§ Task requirements
Once a line is found to contain "selected", copy it out of the listing.

§ Material for the task
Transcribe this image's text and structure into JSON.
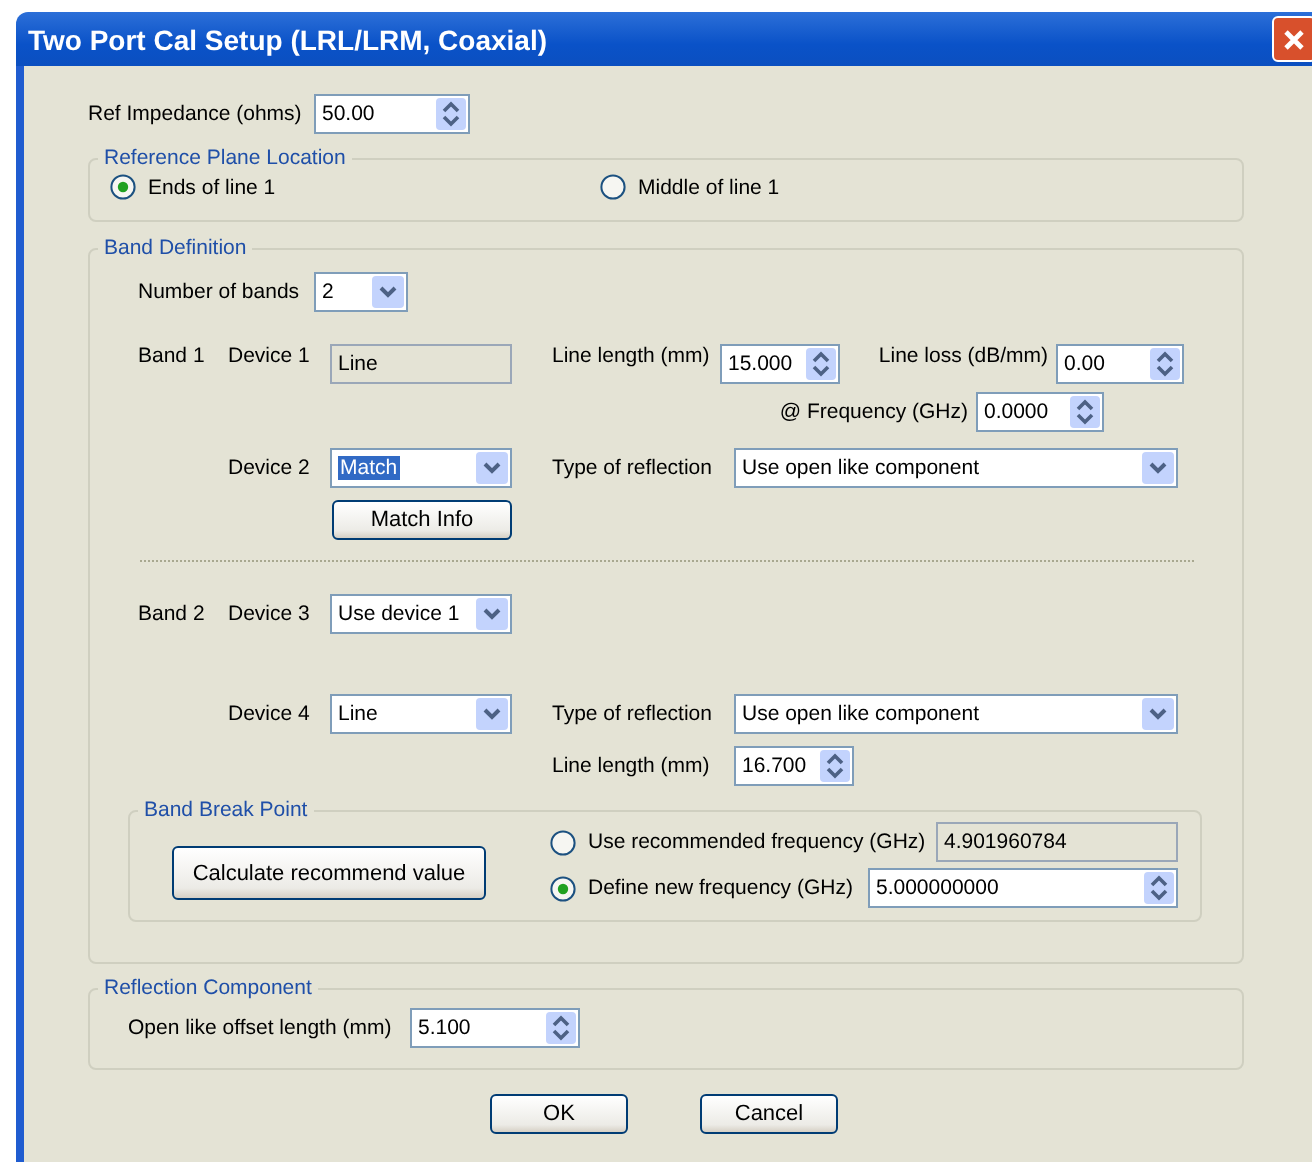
{
  "window": {
    "title": "Two Port Cal Setup (LRL/LRM, Coaxial)"
  },
  "ref_impedance": {
    "label": "Ref Impedance (ohms)",
    "field": {
      "kind": "spin",
      "value": "50.00"
    }
  },
  "reference_plane": {
    "title": "Reference Plane Location",
    "options": [
      {
        "label": "Ends of line 1",
        "selected": true
      },
      {
        "label": "Middle of line 1",
        "selected": false
      }
    ]
  },
  "band_definition": {
    "title": "Band Definition",
    "number_of_bands": {
      "label": "Number of bands",
      "field": {
        "kind": "combo",
        "value": "2"
      }
    },
    "band_1": {
      "label": "Band 1",
      "device_1": {
        "label": "Device 1",
        "field": {
          "kind": "readonly",
          "value": "Line"
        }
      },
      "line_length": {
        "label": "Line length (mm)",
        "field": {
          "kind": "spin",
          "value": "15.000"
        }
      },
      "line_loss": {
        "label": "Line loss (dB/mm)",
        "field": {
          "kind": "spin",
          "value": "0.00"
        }
      },
      "frequency": {
        "label": "@ Frequency (GHz)",
        "field": {
          "kind": "spin",
          "value": "0.0000"
        }
      },
      "device_2": {
        "label": "Device 2",
        "field": {
          "kind": "combo",
          "value": "Match",
          "highlighted": true
        }
      },
      "type_of_reflection": {
        "label": "Type of reflection",
        "field": {
          "kind": "combo",
          "value": "Use open like component"
        }
      },
      "match_info_button": "Match Info"
    },
    "band_2": {
      "label": "Band 2",
      "device_3": {
        "label": "Device 3",
        "field": {
          "kind": "combo",
          "value": "Use device 1"
        }
      },
      "device_4": {
        "label": "Device 4",
        "field": {
          "kind": "combo",
          "value": "Line"
        }
      },
      "type_of_reflection": {
        "label": "Type of reflection",
        "field": {
          "kind": "combo",
          "value": "Use open like component"
        }
      },
      "line_length": {
        "label": "Line length (mm)",
        "field": {
          "kind": "spin",
          "value": "16.700"
        }
      }
    },
    "band_break_point": {
      "title": "Band Break Point",
      "calculate_button": "Calculate recommend value",
      "options": [
        {
          "label": "Use recommended frequency (GHz)",
          "selected": false,
          "field": {
            "kind": "readonly",
            "value": "4.901960784"
          }
        },
        {
          "label": "Define new frequency (GHz)",
          "selected": true,
          "field": {
            "kind": "spin",
            "value": "5.000000000"
          }
        }
      ]
    }
  },
  "reflection_component": {
    "title": "Reflection Component",
    "offset_length": {
      "label": "Open like offset length (mm)",
      "field": {
        "kind": "spin",
        "value": "5.100"
      }
    }
  },
  "buttons": [
    "OK",
    "Cancel"
  ]
}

§ Exercise solution
        "selected": true
        "selected": false
          "selected": false,
          "selected": true,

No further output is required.